- [EXERCISE INSTRUCTIONS]:
Output the complete listing. Match it exactly.

- [DATA TO USE]:
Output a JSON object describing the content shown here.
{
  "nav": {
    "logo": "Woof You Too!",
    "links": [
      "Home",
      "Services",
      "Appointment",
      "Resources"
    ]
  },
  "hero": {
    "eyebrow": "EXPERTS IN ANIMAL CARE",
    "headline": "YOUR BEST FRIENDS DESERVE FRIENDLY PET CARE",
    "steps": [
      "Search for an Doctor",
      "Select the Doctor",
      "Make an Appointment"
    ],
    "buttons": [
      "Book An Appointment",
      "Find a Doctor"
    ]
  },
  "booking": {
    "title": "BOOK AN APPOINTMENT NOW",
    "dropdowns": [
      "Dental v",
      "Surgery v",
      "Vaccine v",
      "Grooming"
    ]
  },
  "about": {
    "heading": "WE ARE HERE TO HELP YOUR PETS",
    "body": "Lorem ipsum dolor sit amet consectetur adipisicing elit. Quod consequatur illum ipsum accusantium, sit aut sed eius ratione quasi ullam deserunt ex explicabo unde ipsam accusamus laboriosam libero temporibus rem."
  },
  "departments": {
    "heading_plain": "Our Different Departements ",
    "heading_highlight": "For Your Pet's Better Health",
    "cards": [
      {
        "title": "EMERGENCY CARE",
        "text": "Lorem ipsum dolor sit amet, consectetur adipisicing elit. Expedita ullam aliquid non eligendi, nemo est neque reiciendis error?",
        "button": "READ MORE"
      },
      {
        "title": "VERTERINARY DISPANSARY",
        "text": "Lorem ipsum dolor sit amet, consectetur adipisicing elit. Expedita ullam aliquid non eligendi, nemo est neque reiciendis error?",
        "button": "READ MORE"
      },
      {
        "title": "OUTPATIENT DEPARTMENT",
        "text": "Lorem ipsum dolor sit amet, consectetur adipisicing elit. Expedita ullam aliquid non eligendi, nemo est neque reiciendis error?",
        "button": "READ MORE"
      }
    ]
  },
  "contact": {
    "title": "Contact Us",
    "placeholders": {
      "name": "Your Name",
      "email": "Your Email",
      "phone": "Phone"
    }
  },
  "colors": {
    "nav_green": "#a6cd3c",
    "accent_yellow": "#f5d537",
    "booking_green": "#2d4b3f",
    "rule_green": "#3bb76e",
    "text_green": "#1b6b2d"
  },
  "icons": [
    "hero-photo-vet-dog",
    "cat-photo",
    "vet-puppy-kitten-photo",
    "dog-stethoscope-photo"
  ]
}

- [OUTPUT OF THE TASK]:
Output a JSON object describing the content shown here.
{
  "nav": {
    "logo": "Woof You Too!",
    "links": [
      "Home",
      "Services",
      "Appointment",
      "Resources"
    ]
  },
  "hero": {
    "eyebrow": "EXPERTS IN ANIMAL CARE",
    "headline": "YOUR BEST FRIENDS DESERVE FRIENDLY PET CARE",
    "steps": [
      "Search for an Doctor",
      "Select the Doctor",
      "Make an Appointment"
    ],
    "buttons": [
      "Book An Appointment",
      "Find a Doctor"
    ]
  },
  "booking": {
    "title": "BOOK AN APPOINTMENT NOW",
    "dropdowns": [
      "Dental v",
      "Surgery v",
      "Vaccine v",
      "Grooming"
    ]
  },
  "about": {
    "heading": "WE ARE HERE TO HELP YOUR PETS",
    "body": "Lorem ipsum dolor sit amet consectetur adipisicing elit. Quod consequatur illum ipsum accusantium, sit aut sed eius ratione quasi ullam deserunt ex explicabo unde ipsam accusamus laboriosam libero temporibus rem."
  },
  "departments": {
    "heading_plain": "Our Different Departements ",
    "heading_highlight": "For Your Pet's Better Health",
    "cards": [
      {
        "title": "EMERGENCY CARE",
        "text": "Lorem ipsum dolor sit amet, consectetur adipisicing elit. Expedita ullam aliquid non eligendi, nemo est neque reiciendis error?",
        "button": "READ MORE"
      },
      {
        "title": "VERTERINARY DISPANSARY",
        "text": "Lorem ipsum dolor sit amet, consectetur adipisicing elit. Expedita ullam aliquid non eligendi, nemo est neque reiciendis error?",
        "button": "READ MORE"
      },
      {
        "title": "OUTPATIENT DEPARTMENT",
        "text": "Lorem ipsum dolor sit amet, consectetur adipisicing elit. Expedita ullam aliquid non eligendi, nemo est neque reiciendis error?",
        "button": "READ MORE"
      }
    ]
  },
  "contact": {
    "title": "Contact Us",
    "placeholders": {
      "name": "Your Name",
      "email": "Your Email",
      "phone": "Phone"
    }
  },
  "colors": {
    "nav_green": "#a6cd3c",
    "accent_yellow": "#f5d537",
    "booking_green": "#2d4b3f",
    "rule_green": "#3bb76e",
    "text_green": "#1b6b2d"
  },
  "icons": [
    "hero-photo-vet-dog",
    "cat-photo",
    "vet-puppy-kitten-photo",
    "dog-stethoscope-photo"
  ]
}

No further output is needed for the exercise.